### [DATASET]

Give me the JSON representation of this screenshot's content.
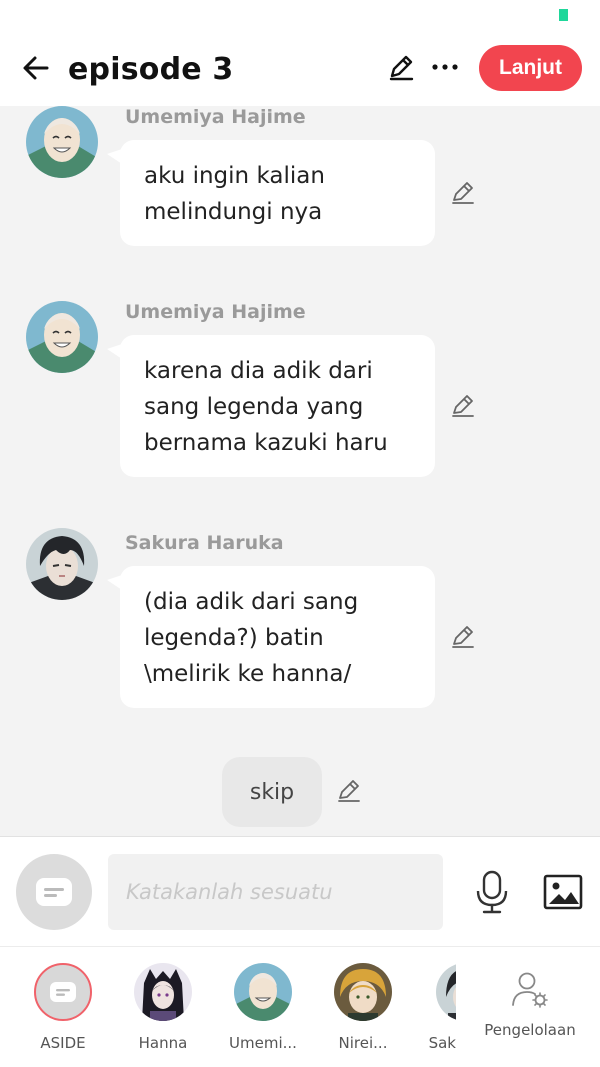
{
  "header": {
    "title": "episode 3",
    "next_label": "Lanjut"
  },
  "colors": {
    "accent": "#f2454f",
    "status_indicator": "#1fd79a"
  },
  "messages": [
    {
      "sender": "Umemiya Hajime",
      "text": "aku ingin kalian melindungi nya"
    },
    {
      "sender": "Umemiya Hajime",
      "text": "karena dia adik dari sang legenda yang bernama kazuki haru"
    },
    {
      "sender": "Sakura Haruka",
      "text": "(dia adik dari sang legenda?) batin \\melirik ke hanna/"
    }
  ],
  "narration": {
    "text": "skip"
  },
  "composer": {
    "placeholder": "Katakanlah sesuatu"
  },
  "characters": [
    {
      "label": "ASIDE"
    },
    {
      "label": "Hanna"
    },
    {
      "label": "Umemi..."
    },
    {
      "label": "Nirei..."
    },
    {
      "label": "Sak"
    }
  ],
  "manage_label": "Pengelolaan"
}
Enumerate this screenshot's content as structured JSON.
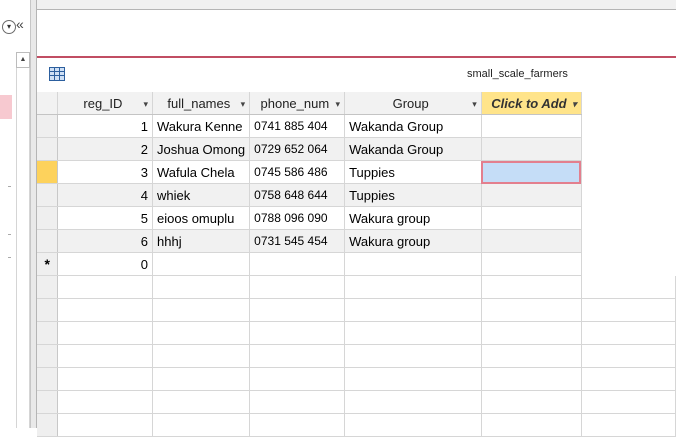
{
  "navigation": {
    "dropdown_icon": "chevron-down-icon",
    "collapse_icon": "«",
    "scroll_up_icon": "▲"
  },
  "datasheet": {
    "table_name": "small_scale_farmers",
    "columns": [
      {
        "label": "reg_ID",
        "sort_arrow": "▾"
      },
      {
        "label": "full_names",
        "sort_arrow": "▾"
      },
      {
        "label": "phone_num",
        "sort_arrow": "▾"
      },
      {
        "label": "Group",
        "sort_arrow": "▾"
      },
      {
        "label": "Click to Add",
        "sort_arrow": "▾"
      }
    ],
    "rows": [
      {
        "reg_ID": "1",
        "full_names": "Wakura Kenne",
        "phone_num": "0741 885 404",
        "Group": "Wakanda Group"
      },
      {
        "reg_ID": "2",
        "full_names": "Joshua Omong",
        "phone_num": "0729 652 064",
        "Group": "Wakanda Group"
      },
      {
        "reg_ID": "3",
        "full_names": "Wafula Chela",
        "phone_num": "0745 586 486",
        "Group": "Tuppies"
      },
      {
        "reg_ID": "4",
        "full_names": "whiek",
        "phone_num": "0758 648 644",
        "Group": "Tuppies"
      },
      {
        "reg_ID": "5",
        "full_names": "eioos omuplu",
        "phone_num": "0788 096 090",
        "Group": "Wakura group"
      },
      {
        "reg_ID": "6",
        "full_names": "hhhj",
        "phone_num": "0731 545 454",
        "Group": "Wakura group"
      }
    ],
    "new_row": {
      "marker": "*",
      "reg_ID": "0"
    }
  },
  "colors": {
    "accent_border": "#c14e63",
    "add_column": "#ffe48a",
    "current_row_selector": "#fdd25c",
    "active_cell": "#c5ddf7"
  }
}
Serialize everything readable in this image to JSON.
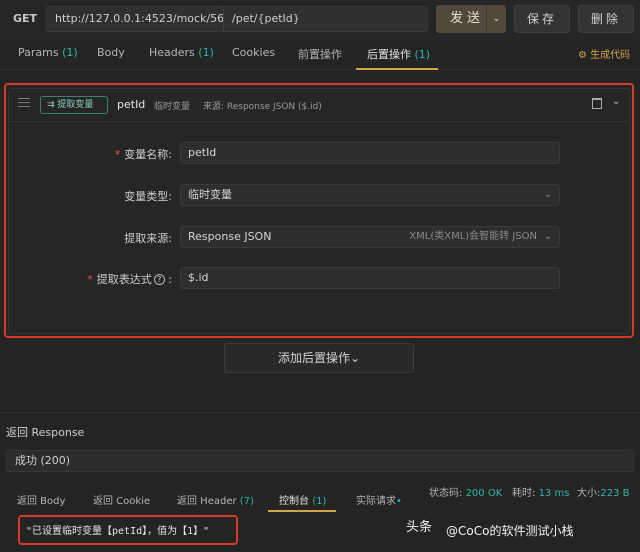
{
  "request": {
    "method": "GET",
    "url_base": "http://127.0.0.1:4523/mock/56",
    "url_path": "/pet/{petId}",
    "send_label": "发送",
    "save_label": "保存",
    "delete_label": "删除"
  },
  "tabs": [
    {
      "label": "Params",
      "count": "(1)"
    },
    {
      "label": "Body",
      "count": ""
    },
    {
      "label": "Headers",
      "count": "(1)"
    },
    {
      "label": "Cookies",
      "count": ""
    },
    {
      "label": "前置操作",
      "count": ""
    },
    {
      "label": "后置操作",
      "count": "(1)",
      "active": true
    }
  ],
  "gen_code": "生成代码",
  "extract": {
    "chip": "提取变量",
    "name": "petId",
    "type_short": "临时变量",
    "source_short": "来源: Response JSON ($.id)",
    "fields": {
      "var_name": {
        "label": "变量名称:",
        "value": "petId"
      },
      "var_type": {
        "label": "变量类型:",
        "value": "临时变量"
      },
      "source": {
        "label": "提取来源:",
        "value": "Response JSON",
        "hint": "XML(类XML)会智能转 JSON"
      },
      "expression": {
        "label": "提取表达式",
        "value": "$.id"
      }
    }
  },
  "add_post_op": "添加后置操作",
  "response": {
    "title": "返回 Response",
    "status_select": "成功 (200)",
    "tabs": [
      {
        "label": "返回 Body",
        "count": ""
      },
      {
        "label": "返回 Cookie",
        "count": ""
      },
      {
        "label": "返回 Header",
        "count": "(7)"
      },
      {
        "label": "控制台",
        "count": "(1)",
        "active": true
      },
      {
        "label": "实际请求",
        "count": ""
      }
    ],
    "status_label": "状态码:",
    "status_value": "200 OK",
    "time_label": "耗时:",
    "time_value": "13 ms",
    "size_label": "大小:",
    "size_value": "223 B",
    "console_line": "\"已设置临时变量【petId】，值为【1】\""
  },
  "watermark": {
    "prefix": "头条",
    "text": "@CoCo的软件测试小栈"
  }
}
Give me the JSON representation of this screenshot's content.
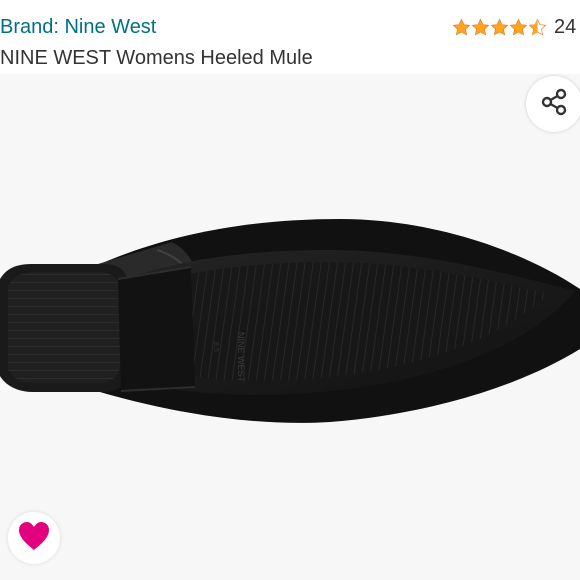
{
  "product": {
    "brand_label": "Brand: Nine West",
    "title": "NINE WEST Womens Heeled Mule",
    "rating": {
      "value": 4.5,
      "max": 5,
      "review_count": "24"
    }
  },
  "icons": {
    "share": "share-icon",
    "like": "heart-icon",
    "star": "star-icon"
  },
  "colors": {
    "brand_link": "#007185",
    "star_fill": "#FFA41C",
    "heart": "#E3007F",
    "image_background": "#F7F7F7"
  }
}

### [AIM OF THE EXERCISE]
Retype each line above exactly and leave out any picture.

### [ANSWER BOX]
Give me the JSON representation of this screenshot's content.
{
  "header": {
    "title": "episode 3",
    "next_label": "Lanjut"
  },
  "colors": {
    "accent": "#f2454f",
    "status_indicator": "#1fd79a"
  },
  "messages": [
    {
      "sender": "Umemiya Hajime",
      "text": "aku ingin kalian melindungi nya"
    },
    {
      "sender": "Umemiya Hajime",
      "text": "karena dia adik dari sang legenda yang bernama kazuki haru"
    },
    {
      "sender": "Sakura Haruka",
      "text": "(dia adik dari sang legenda?) batin \\melirik ke hanna/"
    }
  ],
  "narration": {
    "text": "skip"
  },
  "composer": {
    "placeholder": "Katakanlah sesuatu"
  },
  "characters": [
    {
      "label": "ASIDE"
    },
    {
      "label": "Hanna"
    },
    {
      "label": "Umemi..."
    },
    {
      "label": "Nirei..."
    },
    {
      "label": "Sak"
    }
  ],
  "manage_label": "Pengelolaan"
}
Enumerate this screenshot's content as structured JSON.
{
  "navigation": {
    "dropdown_icon": "chevron-down-icon",
    "collapse_icon": "«",
    "scroll_up_icon": "▲"
  },
  "datasheet": {
    "table_name": "small_scale_farmers",
    "columns": [
      {
        "label": "reg_ID",
        "sort_arrow": "▾"
      },
      {
        "label": "full_names",
        "sort_arrow": "▾"
      },
      {
        "label": "phone_num",
        "sort_arrow": "▾"
      },
      {
        "label": "Group",
        "sort_arrow": "▾"
      },
      {
        "label": "Click to Add",
        "sort_arrow": "▾"
      }
    ],
    "rows": [
      {
        "reg_ID": "1",
        "full_names": "Wakura Kenne",
        "phone_num": "0741 885 404",
        "Group": "Wakanda Group"
      },
      {
        "reg_ID": "2",
        "full_names": "Joshua Omong",
        "phone_num": "0729 652 064",
        "Group": "Wakanda Group"
      },
      {
        "reg_ID": "3",
        "full_names": "Wafula Chela",
        "phone_num": "0745 586 486",
        "Group": "Tuppies"
      },
      {
        "reg_ID": "4",
        "full_names": "whiek",
        "phone_num": "0758 648 644",
        "Group": "Tuppies"
      },
      {
        "reg_ID": "5",
        "full_names": "eioos omuplu",
        "phone_num": "0788 096 090",
        "Group": "Wakura group"
      },
      {
        "reg_ID": "6",
        "full_names": "hhhj",
        "phone_num": "0731 545 454",
        "Group": "Wakura group"
      }
    ],
    "new_row": {
      "marker": "*",
      "reg_ID": "0"
    }
  },
  "colors": {
    "accent_border": "#c14e63",
    "add_column": "#ffe48a",
    "current_row_selector": "#fdd25c",
    "active_cell": "#c5ddf7"
  }
}
Serialize everything readable in this image to JSON.
{
  "request": {
    "method": "GET",
    "url_base": "http://127.0.0.1:4523/mock/56",
    "url_path": "/pet/{petId}",
    "send_label": "发送",
    "save_label": "保存",
    "delete_label": "删除"
  },
  "tabs": [
    {
      "label": "Params",
      "count": "(1)"
    },
    {
      "label": "Body",
      "count": ""
    },
    {
      "label": "Headers",
      "count": "(1)"
    },
    {
      "label": "Cookies",
      "count": ""
    },
    {
      "label": "前置操作",
      "count": ""
    },
    {
      "label": "后置操作",
      "count": "(1)",
      "active": true
    }
  ],
  "gen_code": "生成代码",
  "extract": {
    "chip": "提取变量",
    "name": "petId",
    "type_short": "临时变量",
    "source_short": "来源: Response JSON ($.id)",
    "fields": {
      "var_name": {
        "label": "变量名称:",
        "value": "petId"
      },
      "var_type": {
        "label": "变量类型:",
        "value": "临时变量"
      },
      "source": {
        "label": "提取来源:",
        "value": "Response JSON",
        "hint": "XML(类XML)会智能转 JSON"
      },
      "expression": {
        "label": "提取表达式",
        "value": "$.id"
      }
    }
  },
  "add_post_op": "添加后置操作",
  "response": {
    "title": "返回 Response",
    "status_select": "成功 (200)",
    "tabs": [
      {
        "label": "返回 Body",
        "count": ""
      },
      {
        "label": "返回 Cookie",
        "count": ""
      },
      {
        "label": "返回 Header",
        "count": "(7)"
      },
      {
        "label": "控制台",
        "count": "(1)",
        "active": true
      },
      {
        "label": "实际请求",
        "count": ""
      }
    ],
    "status_label": "状态码:",
    "status_value": "200 OK",
    "time_label": "耗时:",
    "time_value": "13 ms",
    "size_label": "大小:",
    "size_value": "223 B",
    "console_line": "\"已设置临时变量【petId】，值为【1】\""
  },
  "watermark": {
    "prefix": "头条",
    "text": "@CoCo的软件测试小栈"
  }
}
Give me the JSON representation of this screenshot's content.
{
  "product": {
    "brand_label": "Brand: Nine West",
    "title": "NINE WEST Womens Heeled Mule",
    "rating": {
      "value": 4.5,
      "max": 5,
      "review_count": "24"
    }
  },
  "icons": {
    "share": "share-icon",
    "like": "heart-icon",
    "star": "star-icon"
  },
  "colors": {
    "brand_link": "#007185",
    "star_fill": "#FFA41C",
    "heart": "#E3007F",
    "image_background": "#F7F7F7"
  }
}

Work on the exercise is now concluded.